badgerpendous said...

I know it's not optimal, but at least we get see how it goes and learn from what you figure out! :) Can't wait to read your posts on it.

Unknown said...

Laughing out loud down under because you know how i like to make things pretty. You probably think im judging you and that this is my main focus but such is the magic of blogworld. You dont see what hasnt been done or how bad they got before they finally got repaired or spruced up. The front door and windows were painted recently but before my friends and family had badgered me for years about how bad it was and how i should be maintaining the house. Im more focused on the back yard where we live, not the front. Id love to take all my plasterboard off and insulate every wall but that's not going to happen either. I love enclosed verandas, perhaps you could plant a deciduous tree that would provide shade in summer and allow in winter heat.
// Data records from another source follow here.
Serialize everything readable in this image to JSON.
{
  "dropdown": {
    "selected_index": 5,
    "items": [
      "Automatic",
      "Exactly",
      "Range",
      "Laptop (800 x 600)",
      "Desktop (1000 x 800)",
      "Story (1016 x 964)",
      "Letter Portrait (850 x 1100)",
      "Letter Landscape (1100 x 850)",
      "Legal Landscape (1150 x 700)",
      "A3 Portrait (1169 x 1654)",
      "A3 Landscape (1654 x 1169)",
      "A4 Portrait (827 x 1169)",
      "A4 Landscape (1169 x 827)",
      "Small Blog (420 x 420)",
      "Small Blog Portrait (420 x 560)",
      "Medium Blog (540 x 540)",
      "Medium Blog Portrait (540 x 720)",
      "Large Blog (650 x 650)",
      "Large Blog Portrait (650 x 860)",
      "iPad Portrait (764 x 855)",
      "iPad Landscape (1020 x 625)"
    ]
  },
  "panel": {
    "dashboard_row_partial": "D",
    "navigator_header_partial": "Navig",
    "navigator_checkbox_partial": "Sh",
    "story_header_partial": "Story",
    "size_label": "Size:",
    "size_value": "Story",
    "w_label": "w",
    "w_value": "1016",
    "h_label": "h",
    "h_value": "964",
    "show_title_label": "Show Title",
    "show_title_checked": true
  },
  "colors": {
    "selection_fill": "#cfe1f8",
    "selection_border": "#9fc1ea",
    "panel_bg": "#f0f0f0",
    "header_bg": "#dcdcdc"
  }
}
Mama Pea said...

Funny how an unplanned event can shift a To Do item to the top of the list. (For us it was the excessive snow load on various parts of our roof this past winter!)
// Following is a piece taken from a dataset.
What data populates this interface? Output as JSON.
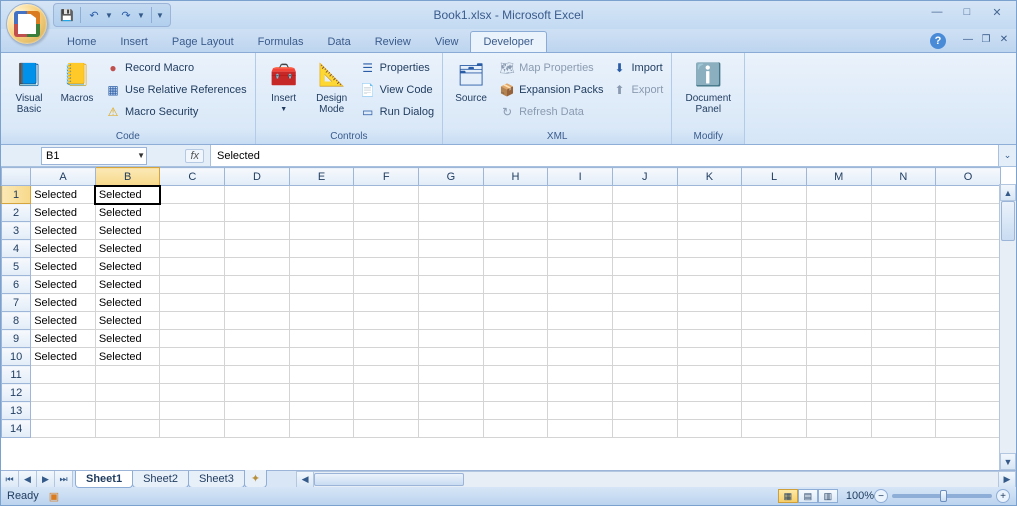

Yes, the front porch and your entry door/front of the house are going to be a biggie and, sad to say, you'll probably encounter more "problems" once you get into it. But it has to be done and I know you and Dan are up to the task. Sorry, goats.

Kev Alviti said...

With the homesteading like we do, we sometimes forget that the most important bit is the Home! I'm the same, concentrating on projects outside when I should try to finish a few projects in the house! Your like us, budget and time dictate what and when you can do things but having a list of proprieties is important and, like you, ours isn't set in stone and chances weekly!
Don't be down about it, Your new porch will be great I'm sure and your enjoy it for many years to come!

Sarah said...

There is a saying that people plan and G-d laughs. Sometimes his sense of humor might make us question a bit. On the upside the new windows will help with heating and cooling.

Leigh said...

Barb, one of the reasons we've put this off for so long is because of those elephants and worms, LOL. I can see it with a porch swing. We probably won't rescreen it though. I've thought about trellises or a pergola for shade, but that would have to be sometime down the road!

Mz Garden, I like that, the surprise that keeps on giving the unexpected! We sound like we're on similar paths; our house is about 90 yo, and it and our 5 acres were long neglected too. Sometime I think we'll never catch up!

tpals, yikes! I mentioned something similar to Dan, when he first lamented not having a basement. I suggested we could lift the house up, dig one, and rebuild the foundation. He nixed that idea before it was barely out of my mouth. :)

Stephanie, Dan is convinced it would have been easier and cheaper to build from scratch, than to try to repair and retrofit everything. Stuff nowadays is definitely not the same sizes! One problem he has is that our house was built with true 2x4s. Today's "2x4s" are more like 1.5x3.5. Makes for some challenges.

Garrett, in spite of having to wait on the barn, I have to admit it's fun to explore ideas and options and plan what the new porch will look like. Of course there are always those unplanned surprises that pop up once we get into it!

Lynda, I have to confess that once we get started with the planning, our ideas get quite elaborate! I really like the look we've chosen for the house and admit I'll be glad to get this done. I've thought about a trellis for vining plants or a pergola for that shade. I did plant my almond and crabapple tree in hopes they'd provide some shade on that side of the front porch and house, but growing is a bit slow. :)

Mama Pea, good thing the goats don't care! LOL

Kev, that's so very true. And I have to say we've definitely learned over our years here to be flexible with our project list! I admit that not this project is upon us, I'll be glad to get this one done.

Sarah, with winter coming, I've thought the same thing about the new windows and door. In reality I'll probably have plywood covering those openings for weeks at a time, LOL, but getting the whole thing done will be a huge relief.